The continuing acceleration of climate change is one that will undoubtedly impact healthcare systems nationwide placing personnel and facilities to the test as more extreme circumstances take hold. This is the opinion many healthcare stakeholders have, according to a recent report from Deloitte, and why healthcare as a whole has come to feel a broader sense of urgency related to climate change.
The report is the first to have been dedicated to addressing climate change and healthcare by the organization, with a separate study broadly addressing sustainability released earlier this year. Elizabeth Baca, a specialist leader for Health Care and Life Sciences Strategies at Deloitte, addressed the nature of the report in an article with Fierce Healthcare, stating the significant acceleration of interest in healthcare’s role in climate change over the pandemic.
As climate change accelerates, the report predicts, mounting health issues from worsening weather catastrophes is likely to take hold, additionally driving up the cost of healthcare and driving deeper inequities in population health. With the healthcare system addressing nearly 10% of worldwide emissions, Deloitte sees a considerable role facilities have to play.
In many situations, response to climate change has become an organizational priority among healthcare facilities. However, Deloitte still states that there is a considerable amount to be done when addressing climate change within the healthcare sector. Investments in renewable energy, decarbonization and energy efficiency, as well as more resilient buildings and operations will be key, Deloitte says in their assessment.
3 Strategies Healthcare Can Adopt to Address Climate Change in Facilities and Operations
In its assessment, Deloitte spoke to more than 15 U.S.-based organizations regarding their challenges, initiatives and successes addressing climate change within their facilities. Pulling from these accounts, as well as expert weigh-ins, the report laid out three main strategies for healthcare facilities to address climate change at multiple levels. These strategies represent Mitigation, Adaptation and Transformation.

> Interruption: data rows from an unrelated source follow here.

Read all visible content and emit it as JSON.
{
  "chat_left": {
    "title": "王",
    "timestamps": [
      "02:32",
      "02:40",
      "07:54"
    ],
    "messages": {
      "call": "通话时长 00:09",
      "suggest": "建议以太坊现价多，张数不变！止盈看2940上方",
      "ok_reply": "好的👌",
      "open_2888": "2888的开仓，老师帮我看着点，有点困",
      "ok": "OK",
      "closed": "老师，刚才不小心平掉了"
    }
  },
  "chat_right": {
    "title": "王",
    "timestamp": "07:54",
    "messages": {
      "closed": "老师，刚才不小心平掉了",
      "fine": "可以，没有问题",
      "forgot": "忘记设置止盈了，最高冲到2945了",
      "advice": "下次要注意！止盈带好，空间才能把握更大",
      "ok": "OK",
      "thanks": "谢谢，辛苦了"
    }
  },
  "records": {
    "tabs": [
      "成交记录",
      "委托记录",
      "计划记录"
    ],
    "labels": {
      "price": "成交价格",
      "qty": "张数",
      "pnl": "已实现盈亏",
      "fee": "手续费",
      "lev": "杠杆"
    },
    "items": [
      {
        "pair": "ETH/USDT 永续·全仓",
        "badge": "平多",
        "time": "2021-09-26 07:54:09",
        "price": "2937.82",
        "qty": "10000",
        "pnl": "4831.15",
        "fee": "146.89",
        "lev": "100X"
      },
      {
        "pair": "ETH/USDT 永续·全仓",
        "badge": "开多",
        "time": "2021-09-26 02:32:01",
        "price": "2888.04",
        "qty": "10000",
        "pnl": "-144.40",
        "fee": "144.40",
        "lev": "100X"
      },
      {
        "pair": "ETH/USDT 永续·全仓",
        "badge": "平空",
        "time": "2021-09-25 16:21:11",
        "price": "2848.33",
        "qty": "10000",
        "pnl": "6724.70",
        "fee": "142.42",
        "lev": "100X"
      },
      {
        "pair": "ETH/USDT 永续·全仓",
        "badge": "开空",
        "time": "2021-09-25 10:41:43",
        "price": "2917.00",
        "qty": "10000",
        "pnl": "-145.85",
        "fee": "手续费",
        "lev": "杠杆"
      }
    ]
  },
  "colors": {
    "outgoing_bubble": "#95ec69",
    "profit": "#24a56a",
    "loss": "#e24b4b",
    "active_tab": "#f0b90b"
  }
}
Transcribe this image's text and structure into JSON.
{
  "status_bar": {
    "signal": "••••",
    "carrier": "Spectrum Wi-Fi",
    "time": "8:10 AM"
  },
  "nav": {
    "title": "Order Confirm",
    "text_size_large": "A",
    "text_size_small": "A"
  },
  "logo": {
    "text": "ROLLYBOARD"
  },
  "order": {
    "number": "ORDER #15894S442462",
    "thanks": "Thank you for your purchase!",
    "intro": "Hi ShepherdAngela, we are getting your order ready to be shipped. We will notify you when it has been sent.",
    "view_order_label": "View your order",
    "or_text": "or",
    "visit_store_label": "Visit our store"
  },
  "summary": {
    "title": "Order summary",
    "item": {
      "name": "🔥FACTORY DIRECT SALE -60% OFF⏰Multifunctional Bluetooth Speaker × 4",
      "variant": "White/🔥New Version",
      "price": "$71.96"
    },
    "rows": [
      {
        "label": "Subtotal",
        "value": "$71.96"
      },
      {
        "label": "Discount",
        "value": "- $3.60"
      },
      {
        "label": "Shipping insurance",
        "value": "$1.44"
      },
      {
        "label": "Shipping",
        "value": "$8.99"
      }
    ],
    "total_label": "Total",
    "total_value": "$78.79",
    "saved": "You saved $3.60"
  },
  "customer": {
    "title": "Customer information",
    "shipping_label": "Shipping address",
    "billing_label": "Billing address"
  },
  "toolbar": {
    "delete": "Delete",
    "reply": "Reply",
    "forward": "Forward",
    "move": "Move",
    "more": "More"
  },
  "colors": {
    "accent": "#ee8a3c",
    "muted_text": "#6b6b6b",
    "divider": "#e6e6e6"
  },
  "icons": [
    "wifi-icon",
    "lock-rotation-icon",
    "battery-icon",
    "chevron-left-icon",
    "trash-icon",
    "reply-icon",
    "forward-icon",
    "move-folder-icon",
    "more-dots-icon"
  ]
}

Mitigation strategies are those that address emission contributions through the use of renewables and waste management, which also includes improving operational efficiencies on top of other initiatives. Adaptational strategies are those that focus on making investments in climate-resilient infrastructure while also accounting for social drivers of health as greater changes take hold. Finally, Transformational strategies focus on the development of new products and services.
Core to these efforts, as Deloitte advises, should be to push beyond net-zero, citing efforts by Genetech as an example. The organization plans on lowering its direct emissions to ‘true-zero’ while also lowering emissions related to purchased energy by 2050. Additionally, every organization, no matter the size, should aim to have a leader dedicated to its sustainability agenda while also overseeing the broader ESG portfolio at facilities.
“Even if your organization has prioritized environmental and climate issues for some years, these strategic questions and considerations can still be leveraged to do a health check on your current path,” the report concludes. “They can help ensure that you are thinking holistically about climate change, health, and your organization in your current efforts and, if necessary, can help recalibrate your priority areas and investments appropriately with your organization’s overarching, long-term vision, and the Future of Health ecosystem.”
The full report can be viewed on Deloitte’s website, here.